In a bid to maintain operational efficiency and effectiveness amidst reducing resources, many investigative agencies opt for a Case Management System (CMS). However, the inherent design of a CMS means that they’re often not as productive as the agency would have liked. To ensure all cases remain open and free from regulatory scrutiny, the 2022 Australian Government Investigations Standards (AGIS) requires that all entities must have an electronic investigation management system (EIMS) to record, collate and manage investigations.
Why is this? The problem is that while CMS tools have delivered improved cycle times for many simple structured investigations, they lack the automation needed for unstructured investigations. They’re great for managing cases, but for increased productivity, and to keep up with the rise of digital evidence, an EIMS is what’s needed.

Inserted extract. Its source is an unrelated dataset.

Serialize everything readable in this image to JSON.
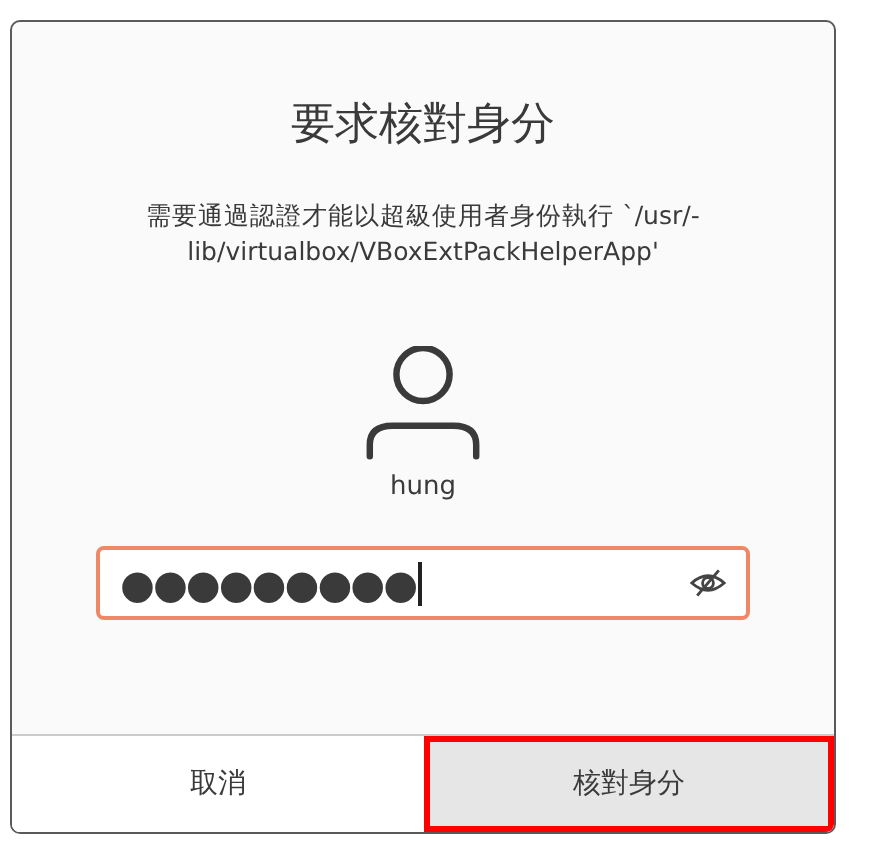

Here are few reasons why:
- Focus on investigations – EIMS are designed specifically to support the investigation process, while CMS are more general-purpose tools that can be used to manage a variety of cases. EIMS provide features that are specific to investigations, such as tracking evidence, managing witness interviews, and conducting forensic analysis
- Enhanced collaboration – EIMS are designed to facilitate collaboration between investigators and other stakeholders involved in the investigation process. They provide tools for sharing information, assigning tasks, and tracking progress, which can help ensure that all parties are on the same page and working together effectively
- Better data management – EIMS are better equipped to handle large volumes of data, including multimedia content such as photos and videos. They provide features for organising and analysing this data, which can be critical in complex investigations
- Improved efficiency – EIMS can automate many of the manual tasks involved in the investigation process, such as data entry and report generation. This can help investigators save time and focus on more important tasks, such as analysis and decision-making
- Compliance and security – EIMS are often designed to meet specific compliance requirements, such as those related to data privacy and security. They provide features for controlling access to sensitive information, ensuring that data is stored securely, and maintaining audit trails to track who has accessed the data and what they have done with it.
What it comes down to is that while CMS can be useful in managing a wide range of cases, an EIMS can provide a more specialised and efficient solution for managing complex investigations.
CMS vs EIMS – what’s best for your agency’s investigative activity management?
To help you gain a clearer understanding of the differences between EIMS and CMS, we’ve developed the Standard Case Management vs. Electronic Investigation Management systems guide. In it, we cover:
- The case management mirage – although accountability, tracking and reporting of cases can be significantly increased through a CMS, the efficiency and effectiveness of investigations often remains unchanged. Why is that?
- Understanding case management vs investigation management – the important difference between Transactional Work and Exploratory Work
- Investigation management methodology – the area where innovation or strategies for improvement should be targeted
Collaborative EIMS provide a way to harness the advantages of automation in situations where people, information, and processes intersect. An effective EIMS will enhance workflow, boost investigator efficiency, and decrease investigation cycle times without imposing a transactional framework on the exploratory aspect of investigations, which is often seen in conventional CMS.
Get the full story – download the CMS vs EIMS guide today.